It does cost money to file a case in court though it does not cost money to file a response to a case whether it is a criminal case or a civil case. When someone comes in to file a case, the court clerk’s office charges a fee just for filing the initial document. Then there is a fee from either the court or the sheriff’s office for delivering a copy of the initial document to the opponent. After the first document in a case, each party in a case has to pay the costs of photocopying and mailing his documents to both the court and the opponent.
Then there are various kinds of costs associated with collecting and presenting evidence: Witnesses have to be paid. Scientists who analyze evidence get paid. Photographs and videotapes cost money to produce.

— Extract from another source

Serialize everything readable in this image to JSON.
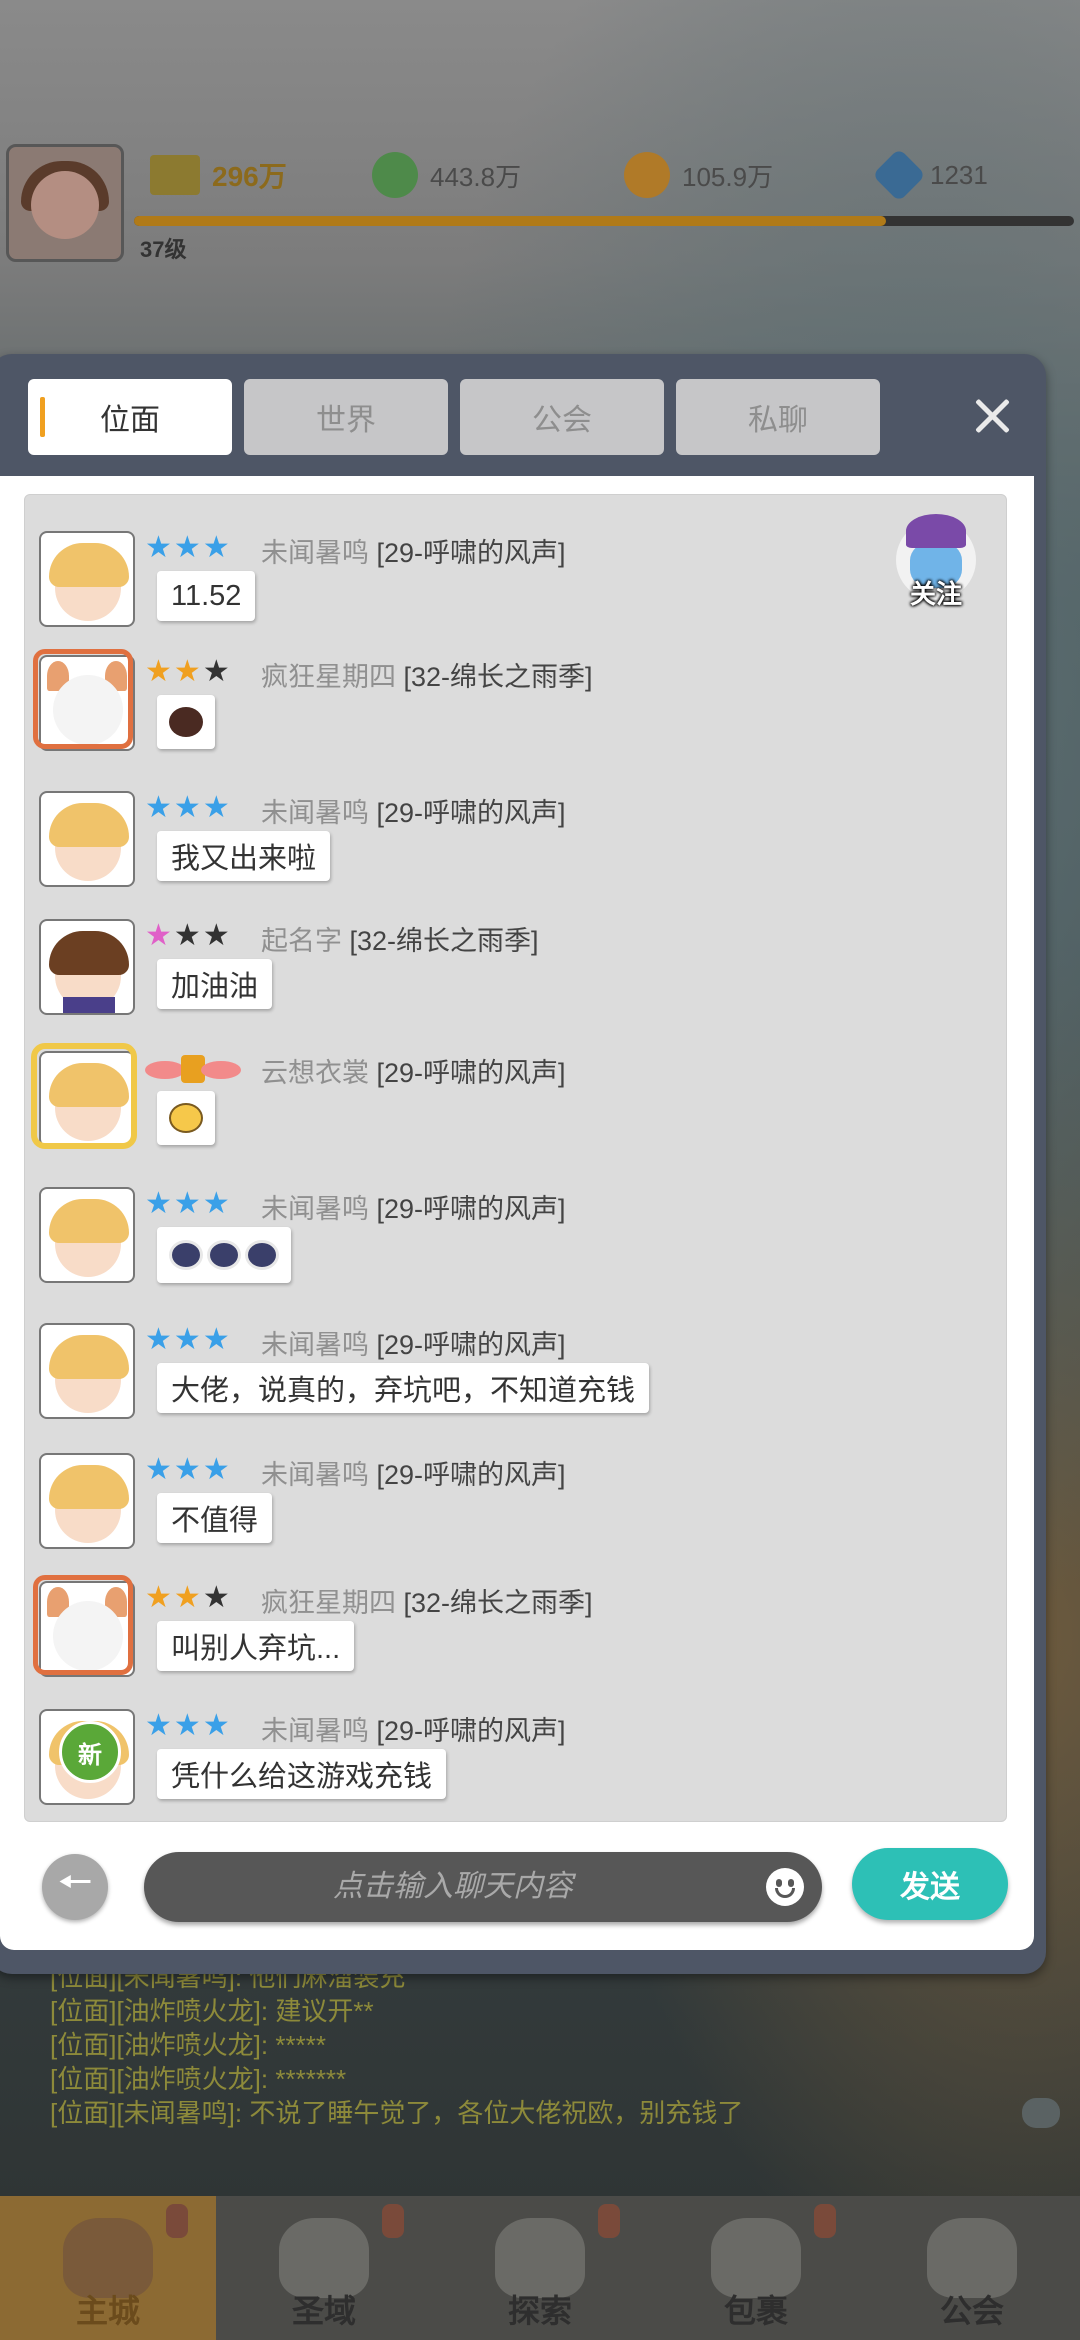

Depositions, which are interviews with witnesses or opponents, have to be transcribed by a court reporter who has to be paid. Copies of pages from medical records can get pricey. The expenses go on and on, at least for people representing themselves or hiring private attorneys.
Litigants represented by legal aid offices, public defenders, or court-appointed attorneys do not have to pay these costs; the law offices will pay for everything. Litigants who do represent themselves in court can at least get the court’s fees waived if the court deems them to be in forma pauperis, in the form of a pauper, without the financial ability to pay the court’s costs. The courts require people seeking in forma pauperis status to file a motion declaring and demonstrating their poverty. Nearly every court clerk’s office and Web site has a fill-in the blank form to use for that procedure in their court. There is also a standard form for claiming in forma pauperis status included in virtually every publication containing the court’s rules. [i]
[i] Federal court forms for in forma pauperis motions are at http://www.uscourts.gov/uscourts/FormsAndFees/Forms/AO240.pdf. If that particular form doesn’t show up, go to the main forms page for the federal courts. http://www.uscourts.gov/FormsAndFees.aspx State courts’ Web sites can be reached from http://www.ncsconline.org/D_KIS/index.html.